Which is the safest seat in the car?

The safest place in the car for children is the rear seat, preferably in the middle! In this position, the child is as far away from the sides as possible and thus receives optimum protection in the event of an accident. Important: Please ensure that the safety belt fits the car safety seat properly. Pelvic belts alone are not sufficient. In this instance, it is safer to use one of the side rear seats with a retractable three-point belt. Since most cars are not designed with a fully formed central seat and it is relatively difficult to fasten and release the child in this position, the most practical and safest place for the child restraint system is behind the passenger seat.

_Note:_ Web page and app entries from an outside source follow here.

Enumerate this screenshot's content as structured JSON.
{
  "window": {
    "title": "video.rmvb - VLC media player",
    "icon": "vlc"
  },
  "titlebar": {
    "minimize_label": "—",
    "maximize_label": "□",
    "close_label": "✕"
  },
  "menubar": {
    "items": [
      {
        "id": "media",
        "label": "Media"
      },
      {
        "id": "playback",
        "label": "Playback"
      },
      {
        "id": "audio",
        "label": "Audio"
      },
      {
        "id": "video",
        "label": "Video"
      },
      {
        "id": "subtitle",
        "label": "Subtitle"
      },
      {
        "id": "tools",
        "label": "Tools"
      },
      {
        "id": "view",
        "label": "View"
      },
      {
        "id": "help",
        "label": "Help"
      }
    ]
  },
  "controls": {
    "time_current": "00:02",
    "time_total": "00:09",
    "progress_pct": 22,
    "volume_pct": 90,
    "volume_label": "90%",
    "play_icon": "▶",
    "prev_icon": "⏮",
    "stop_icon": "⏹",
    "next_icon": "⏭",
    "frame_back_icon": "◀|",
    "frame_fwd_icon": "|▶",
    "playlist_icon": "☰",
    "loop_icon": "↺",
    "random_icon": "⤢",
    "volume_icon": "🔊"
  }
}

Danger, Airbag: What I need to know about child safety seats and airbags?

Airbags were developed to make driving even safer. However, they are only suitable for children aged 15 and over. If you place an infant carrier on the passenger seat without deactivating the airbag, the baby is exposed to extreme danger. This is why child safety seats and infant carriers should be installed on the rear seat, as an inadvertent error whilst attaching the seat or an unwittingly activated airbag are enough to expose your child to considerable risk. This is because the child can sustain serious injury to the head and neck if impacted by an airbag.

Rear-facing seats: Should the child safety seat point forwards or backwards?

Statistically, the risk of injury in the case of forward-facing Group I seats (approx. 9 months to 4 years) is significantly higher than for rear-facing seats in the 0+ category (from birth to approx.. 18 months), since the child’s head is still very large and heavy in comparison with the rest of its body.

This is due to the conventional 5-point harness system on forward-facing car seats which firmly holds the shoulders in place and thus subjects the neck to considerable stresses in the event of a collision. In the case of rear-facing seats, the collision energy is absorbed by the extensive area of the seat, thus providing relief for the head, neck, shoulders and internal organs.

The “TOP TEN” mistakes when driving children


Anyone who thinks they can hold their child with their hands alone could not be more mistaken. Even the tiniest baby will be wrenched from your arms in a collision.


Even if the adult and child fasten the seat belt around them, they are putting their lives at risk. This is because the heavier body could easily crush the smaller body. Also, the seat belt may not rest in an ideal position.


Please always check whether the harness is too loose every time it is fastened and adjust accordingly.


You have placed your baby in a carry cot on the rear seat. This is something you should NEVER do! In the event of a frontal collision, the baby will be lifted out of the cot and catapulted forward!


Even at the slowest speeds, this can lead to death.


Infant carriers is should never be used on a passenger seat if the front airbag is activated. If the passenger airbag remains activated and an infant carrier is placed on the front seat, this can lead to serious injury in an accident! The passenger seat may only be used for an infant carrier if the front airbag has been deactivated!


If an infant carrier is installed facing-forward, this can have similar fatal consequences. In the event of a frontal collision, it could break the child’s neck since the head is still too heavy in comparison with the rest of the body. This is why infant carriers are designed, without exception, for rear-facing installation.


Your child could also be at risk of death if the seat is positioned the wrong way round, or using the wrong safety belt or if the belt is not secured tightly enough. Generally speaking, the tighter the connection between the seat and vehicle, the more protection the seat is able to provide.


If the seat has been tampered with in any way, e.g. sewing or changing parts, the child’s safety can no longer be guaranteed. Missing parts can also have fatal consequences. A missing screw could be enough for the seat to break up on impact.


The child restraint system is not suitable for the child’s size and weight, the standard is out of date or the seat already contains hairline cracks, which can easily be the case with second-hand seats of unknown origin.